In the Field: Never think, ‘I cannot do this’
Shaji Athyodan has been a field service engineer for 17 years, but he still gets tremendous satisfaction from working on GE Healthcare x-ray systems. That’s because he knows this equipment is critical to helping doctors successfully treat patients.
Shaji, 38, is an Advanced Field Service Engineer with GE Healthcare in the UAE. The x-ray equipment he installs, maintains and services includes those used in conventional x-ray, mammography, vascular and surgery. “So some of these systems are being used every minute that a patient is on the table. That’s a lot of responsibility on me, and I love that.”
“When I fix a system, I get satisfaction that the customer is happy. That’s a good feeling,” he says.
Shaji knows what he’s talking about, having been a field service engineer on GE Healthcare equipment since he earned his diploma in electronics engineering 17 years ago. He began as an engineer with a GE Healthcare distributor in India, where for 12 years he aspired to work at GE. Five years ago, “I finally saw that dream come true.”

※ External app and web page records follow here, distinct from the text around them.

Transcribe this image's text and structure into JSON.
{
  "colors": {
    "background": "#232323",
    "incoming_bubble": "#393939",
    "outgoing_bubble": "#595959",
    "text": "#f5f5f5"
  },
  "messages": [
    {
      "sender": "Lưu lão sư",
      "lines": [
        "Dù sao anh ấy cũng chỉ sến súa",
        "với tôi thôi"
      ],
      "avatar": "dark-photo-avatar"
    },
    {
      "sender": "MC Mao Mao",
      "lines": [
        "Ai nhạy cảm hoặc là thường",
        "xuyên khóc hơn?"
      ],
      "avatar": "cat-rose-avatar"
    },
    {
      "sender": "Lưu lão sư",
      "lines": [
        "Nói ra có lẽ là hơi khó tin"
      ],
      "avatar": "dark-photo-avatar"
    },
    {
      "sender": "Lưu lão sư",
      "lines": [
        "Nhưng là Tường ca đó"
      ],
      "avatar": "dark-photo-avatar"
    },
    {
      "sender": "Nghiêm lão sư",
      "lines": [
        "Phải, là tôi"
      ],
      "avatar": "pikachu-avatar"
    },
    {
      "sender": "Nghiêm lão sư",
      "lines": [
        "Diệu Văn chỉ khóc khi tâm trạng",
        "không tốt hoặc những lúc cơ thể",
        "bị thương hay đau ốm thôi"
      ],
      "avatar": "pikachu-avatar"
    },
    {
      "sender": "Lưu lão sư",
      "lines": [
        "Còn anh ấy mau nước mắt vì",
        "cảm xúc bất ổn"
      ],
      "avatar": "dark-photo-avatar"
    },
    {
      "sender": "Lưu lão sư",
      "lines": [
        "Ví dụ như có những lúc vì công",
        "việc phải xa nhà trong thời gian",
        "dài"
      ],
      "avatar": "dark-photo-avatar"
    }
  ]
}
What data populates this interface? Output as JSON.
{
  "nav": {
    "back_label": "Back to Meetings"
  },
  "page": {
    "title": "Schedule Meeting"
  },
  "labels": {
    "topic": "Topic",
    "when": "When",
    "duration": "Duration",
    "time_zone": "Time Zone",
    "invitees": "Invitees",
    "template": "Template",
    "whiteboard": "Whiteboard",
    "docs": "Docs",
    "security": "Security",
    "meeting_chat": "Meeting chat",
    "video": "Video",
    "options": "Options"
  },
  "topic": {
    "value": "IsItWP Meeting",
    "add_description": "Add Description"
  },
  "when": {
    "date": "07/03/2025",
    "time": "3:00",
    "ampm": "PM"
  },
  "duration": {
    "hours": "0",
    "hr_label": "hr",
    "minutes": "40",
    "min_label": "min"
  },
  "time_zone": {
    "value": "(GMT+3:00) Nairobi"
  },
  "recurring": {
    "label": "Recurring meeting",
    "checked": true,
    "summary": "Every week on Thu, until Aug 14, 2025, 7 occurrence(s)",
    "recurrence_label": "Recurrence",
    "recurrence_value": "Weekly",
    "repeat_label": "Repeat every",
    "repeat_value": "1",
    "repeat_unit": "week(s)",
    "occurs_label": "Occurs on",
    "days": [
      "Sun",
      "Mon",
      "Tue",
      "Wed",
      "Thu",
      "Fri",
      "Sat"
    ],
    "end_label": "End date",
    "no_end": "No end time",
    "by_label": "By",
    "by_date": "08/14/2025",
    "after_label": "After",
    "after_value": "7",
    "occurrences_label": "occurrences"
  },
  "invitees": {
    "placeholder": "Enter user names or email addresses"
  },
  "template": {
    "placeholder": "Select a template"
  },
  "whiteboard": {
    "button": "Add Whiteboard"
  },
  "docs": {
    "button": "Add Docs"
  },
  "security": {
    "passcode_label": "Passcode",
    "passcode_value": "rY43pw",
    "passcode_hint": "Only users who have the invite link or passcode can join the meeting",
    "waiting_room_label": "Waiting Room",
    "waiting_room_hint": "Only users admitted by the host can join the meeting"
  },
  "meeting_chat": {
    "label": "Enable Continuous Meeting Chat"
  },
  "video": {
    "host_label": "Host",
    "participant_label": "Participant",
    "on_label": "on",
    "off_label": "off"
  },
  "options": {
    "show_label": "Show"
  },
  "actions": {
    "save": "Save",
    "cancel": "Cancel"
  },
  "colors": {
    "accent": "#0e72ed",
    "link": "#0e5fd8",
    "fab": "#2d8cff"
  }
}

One of the key lessons he’s learned is to “not look only in one direction for a solution. Think outside the box,” he urges. “If you have an issue and can’t work out the solution, think of multiple other ideas. Keep trying different approaches. Don’t give up. Never think, ‘I cannot do this’.” That means doing research, looking beyond the service manual, talking with colleagues, and brainstorming. His 17 years has shown that there’s always a solution.
Since joining GE Healthcare, his most rewarding repair assignments occurred when a UAE-based hospital’s cath lab needed a repair. Shaji was able to identify the problem, but the spare part wasn’t available in the UAE and normally took two to four days to arrive. Through GE Healthcare’s hard work and some luck, the part was delivered overnight to the UAE, and, with Shaji on the job as soon as the part was brought to the hospital, the equipment up and running by evening of the next day. “We had a lot of appreciation from the hospital and the hospital group it belongs to,” Shaji explained, since every day the machine is out of operation, patients can’t be served and the hospital can’t do its business.
Shaji is one of nine field service engineers from the Middle East, North Africa, Turkey and Pakistan region to be selected to participate in GE Healthcare’s Global Field Engineer Olympic Academy. They are among nearly 80 field service engineers from around the world selected to participate in a weeklong learning and development event during May at the GE Healthcare Institute in Waukesha, Wisconsin (USA).
The May event in Wisconsin is the second Field Service Engineers Olympics for Shaji, who also participated in a previous Middle East Olympic event.
Read more stories about GE Healthcare’s work to enhance healthcare across the Middle East and North Africa.